# PROBLEM DETAILS:
Only the pictures are to be dropped; the rest of the data below is to be duplicated exactly.

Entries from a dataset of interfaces
*-*-*
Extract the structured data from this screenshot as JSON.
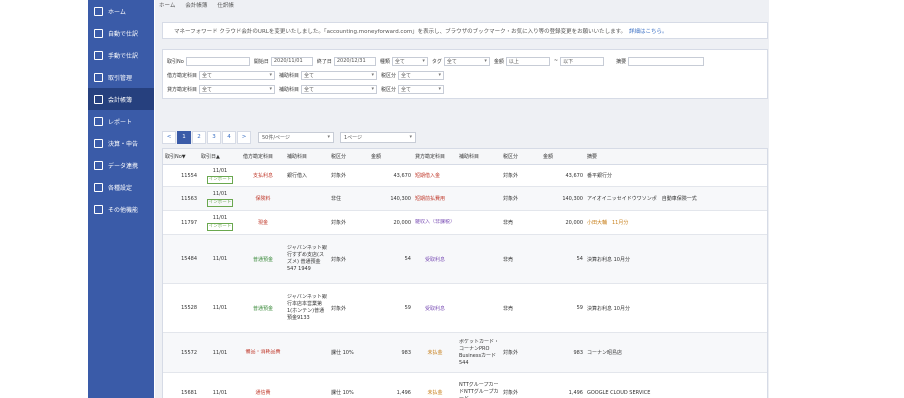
{
  "sidebar": {
    "items": [
      {
        "label": "ホーム",
        "icon": "home-icon"
      },
      {
        "label": "自動で仕訳",
        "icon": "auto-journal-icon"
      },
      {
        "label": "手動で仕訳",
        "icon": "manual-journal-icon"
      },
      {
        "label": "取引管理",
        "icon": "transaction-icon"
      },
      {
        "label": "会計帳簿",
        "icon": "ledger-icon",
        "active": true
      },
      {
        "label": "レポート",
        "icon": "report-icon"
      },
      {
        "label": "決算・申告",
        "icon": "settlement-icon"
      },
      {
        "label": "データ連携",
        "icon": "data-link-icon"
      },
      {
        "label": "各種設定",
        "icon": "gear-icon"
      },
      {
        "label": "その他機能",
        "icon": "list-icon"
      }
    ]
  },
  "breadcrumb": [
    "ホーム",
    "会計帳簿",
    "仕訳帳"
  ],
  "notice": {
    "text": "マネーフォワード クラウド会計のURLを変更いたしました。「accounting.moneyforward.com」を表示し、ブラウザのブックマーク・お気に入り等の登録変更をお願いいたします。",
    "link": "詳細はこちら。"
  },
  "filters": {
    "row1": {
      "id_label": "取引No",
      "start_label": "開始日",
      "start_value": "2020/11/01",
      "end_label": "終了日",
      "end_value": "2020/12/31",
      "memo_label": "種類",
      "memo_value": "全て",
      "tag_label": "タグ",
      "tag_value": "全て",
      "amount_label": "金額",
      "amount_min": "以上",
      "tilde": "~",
      "amount_max": "以下",
      "remarks_label": "摘要"
    },
    "row2": {
      "account_label": "借方勘定科目",
      "account_value": "全て",
      "sub_label": "補助科目",
      "sub_value": "全て",
      "tax_label": "税区分",
      "tax_value": "全て"
    },
    "row3": {
      "account_label": "貸方勘定科目",
      "account_value": "全て",
      "sub_label": "補助科目",
      "sub_value": "全て",
      "tax_label": "税区分",
      "tax_value": "全て"
    }
  },
  "pager": {
    "prev": "<",
    "pages": [
      "1",
      "2",
      "3",
      "4"
    ],
    "next": ">",
    "per_page": "50件/ページ",
    "page_select": "1ページ"
  },
  "table": {
    "headers": [
      "取引No▼",
      "取引日▲",
      "借方勘定科目",
      "補助科目",
      "税区分",
      "金額",
      "貸方勘定科目",
      "補助科目",
      "税区分",
      "金額",
      "摘要"
    ],
    "rows": [
      {
        "no": "11554",
        "date": "11/01",
        "badge": "インポート",
        "dr_account": "支払利息",
        "dr_sub": "銀行借入",
        "dr_tax": "対象外",
        "dr_amount": "43,670",
        "cr_account": "短期借入金",
        "cr_sub": "",
        "cr_tax": "対象外",
        "cr_amount": "43,670",
        "memo": "番平銀行分"
      },
      {
        "no": "11563",
        "date": "11/01",
        "badge": "インポート",
        "dr_account": "保険料",
        "dr_sub": "",
        "dr_tax": "非住",
        "dr_amount": "140,300",
        "cr_account": "短期前払費用",
        "cr_sub": "",
        "cr_tax": "対象外",
        "cr_amount": "140,300",
        "memo": "アイオイニッセイドウワソンポ　自動車保険一式"
      },
      {
        "no": "11797",
        "date": "11/01",
        "badge": "インポート",
        "dr_account": "現金",
        "dr_sub": "",
        "dr_tax": "対象外",
        "dr_amount": "20,000",
        "cr_account": "雑収入（非課税）",
        "cr_sub": "",
        "cr_tax": "非売",
        "cr_amount": "20,000",
        "memo": "小田大輔　11月分"
      },
      {
        "no": "15484",
        "date": "11/01",
        "badge": "",
        "dr_account": "普通預金",
        "dr_sub": "ジャパンネット銀行すずめ支店(スズメ) 普通預金547 1949",
        "dr_tax": "対象外",
        "dr_amount": "54",
        "cr_account": "受取利息",
        "cr_sub": "",
        "cr_tax": "非売",
        "cr_amount": "54",
        "memo": "決算お利息 10月分"
      },
      {
        "no": "15528",
        "date": "11/01",
        "badge": "",
        "dr_account": "普通預金",
        "dr_sub": "ジャパンネット銀行本店本営業第1(ホンテン)普通預金9133",
        "dr_tax": "対象外",
        "dr_amount": "59",
        "cr_account": "受取利息",
        "cr_sub": "",
        "cr_tax": "非売",
        "cr_amount": "59",
        "memo": "決算お利息 10月分"
      },
      {
        "no": "15572",
        "date": "11/01",
        "badge": "",
        "dr_account": "備品・消耗品費",
        "dr_sub": "",
        "dr_tax": "課仕 10%",
        "dr_amount": "983",
        "cr_account": "未払金",
        "cr_sub": "ポケットカード・コーナンPRO Businessカード544",
        "cr_tax": "対象外",
        "cr_amount": "983",
        "memo": "コーナン昭島店"
      },
      {
        "no": "15681",
        "date": "11/01",
        "badge": "",
        "dr_account": "通信費",
        "dr_sub": "",
        "dr_tax": "課仕 10%",
        "dr_amount": "1,496",
        "cr_account": "未払金",
        "cr_sub": "NTTグループカードNTTグループカード",
        "cr_tax": "対象外",
        "cr_amount": "1,496",
        "memo": "GOOGLE CLOUD SERVICE"
      }
    ]
  }
}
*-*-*
# RESPONSE TO THIS TASK:
Extract the structured data from this screenshot as JSON.
{
  "sidebar": {
    "items": [
      {
        "label": "ホーム",
        "icon": "home-icon"
      },
      {
        "label": "自動で仕訳",
        "icon": "auto-journal-icon"
      },
      {
        "label": "手動で仕訳",
        "icon": "manual-journal-icon"
      },
      {
        "label": "取引管理",
        "icon": "transaction-icon"
      },
      {
        "label": "会計帳簿",
        "icon": "ledger-icon",
        "active": true
      },
      {
        "label": "レポート",
        "icon": "report-icon"
      },
      {
        "label": "決算・申告",
        "icon": "settlement-icon"
      },
      {
        "label": "データ連携",
        "icon": "data-link-icon"
      },
      {
        "label": "各種設定",
        "icon": "gear-icon"
      },
      {
        "label": "その他機能",
        "icon": "list-icon"
      }
    ]
  },
  "breadcrumb": [
    "ホーム",
    "会計帳簿",
    "仕訳帳"
  ],
  "notice": {
    "text": "マネーフォワード クラウド会計のURLを変更いたしました。「accounting.moneyforward.com」を表示し、ブラウザのブックマーク・お気に入り等の登録変更をお願いいたします。",
    "link": "詳細はこちら。"
  },
  "filters": {
    "row1": {
      "id_label": "取引No",
      "start_label": "開始日",
      "start_value": "2020/11/01",
      "end_label": "終了日",
      "end_value": "2020/12/31",
      "memo_label": "種類",
      "memo_value": "全て",
      "tag_label": "タグ",
      "tag_value": "全て",
      "amount_label": "金額",
      "amount_min": "以上",
      "tilde": "~",
      "amount_max": "以下",
      "remarks_label": "摘要"
    },
    "row2": {
      "account_label": "借方勘定科目",
      "account_value": "全て",
      "sub_label": "補助科目",
      "sub_value": "全て",
      "tax_label": "税区分",
      "tax_value": "全て"
    },
    "row3": {
      "account_label": "貸方勘定科目",
      "account_value": "全て",
      "sub_label": "補助科目",
      "sub_value": "全て",
      "tax_label": "税区分",
      "tax_value": "全て"
    }
  },
  "pager": {
    "prev": "<",
    "pages": [
      "1",
      "2",
      "3",
      "4"
    ],
    "next": ">",
    "per_page": "50件/ページ",
    "page_select": "1ページ"
  },
  "table": {
    "headers": [
      "取引No▼",
      "取引日▲",
      "借方勘定科目",
      "補助科目",
      "税区分",
      "金額",
      "貸方勘定科目",
      "補助科目",
      "税区分",
      "金額",
      "摘要"
    ],
    "rows": [
      {
        "no": "11554",
        "date": "11/01",
        "badge": "インポート",
        "dr_account": "支払利息",
        "dr_sub": "銀行借入",
        "dr_tax": "対象外",
        "dr_amount": "43,670",
        "cr_account": "短期借入金",
        "cr_sub": "",
        "cr_tax": "対象外",
        "cr_amount": "43,670",
        "memo": "番平銀行分"
      },
      {
        "no": "11563",
        "date": "11/01",
        "badge": "インポート",
        "dr_account": "保険料",
        "dr_sub": "",
        "dr_tax": "非住",
        "dr_amount": "140,300",
        "cr_account": "短期前払費用",
        "cr_sub": "",
        "cr_tax": "対象外",
        "cr_amount": "140,300",
        "memo": "アイオイニッセイドウワソンポ　自動車保険一式"
      },
      {
        "no": "11797",
        "date": "11/01",
        "badge": "インポート",
        "dr_account": "現金",
        "dr_sub": "",
        "dr_tax": "対象外",
        "dr_amount": "20,000",
        "cr_account": "雑収入（非課税）",
        "cr_sub": "",
        "cr_tax": "非売",
        "cr_amount": "20,000",
        "memo": "小田大輔　11月分"
      },
      {
        "no": "15484",
        "date": "11/01",
        "badge": "",
        "dr_account": "普通預金",
        "dr_sub": "ジャパンネット銀行すずめ支店(スズメ) 普通預金547 1949",
        "dr_tax": "対象外",
        "dr_amount": "54",
        "cr_account": "受取利息",
        "cr_sub": "",
        "cr_tax": "非売",
        "cr_amount": "54",
        "memo": "決算お利息 10月分"
      },
      {
        "no": "15528",
        "date": "11/01",
        "badge": "",
        "dr_account": "普通預金",
        "dr_sub": "ジャパンネット銀行本店本営業第1(ホンテン)普通預金9133",
        "dr_tax": "対象外",
        "dr_amount": "59",
        "cr_account": "受取利息",
        "cr_sub": "",
        "cr_tax": "非売",
        "cr_amount": "59",
        "memo": "決算お利息 10月分"
      },
      {
        "no": "15572",
        "date": "11/01",
        "badge": "",
        "dr_account": "備品・消耗品費",
        "dr_sub": "",
        "dr_tax": "課仕 10%",
        "dr_amount": "983",
        "cr_account": "未払金",
        "cr_sub": "ポケットカード・コーナンPRO Businessカード544",
        "cr_tax": "対象外",
        "cr_amount": "983",
        "memo": "コーナン昭島店"
      },
      {
        "no": "15681",
        "date": "11/01",
        "badge": "",
        "dr_account": "通信費",
        "dr_sub": "",
        "dr_tax": "課仕 10%",
        "dr_amount": "1,496",
        "cr_account": "未払金",
        "cr_sub": "NTTグループカードNTTグループカード",
        "cr_tax": "対象外",
        "cr_amount": "1,496",
        "memo": "GOOGLE CLOUD SERVICE"
      }
    ]
  }
}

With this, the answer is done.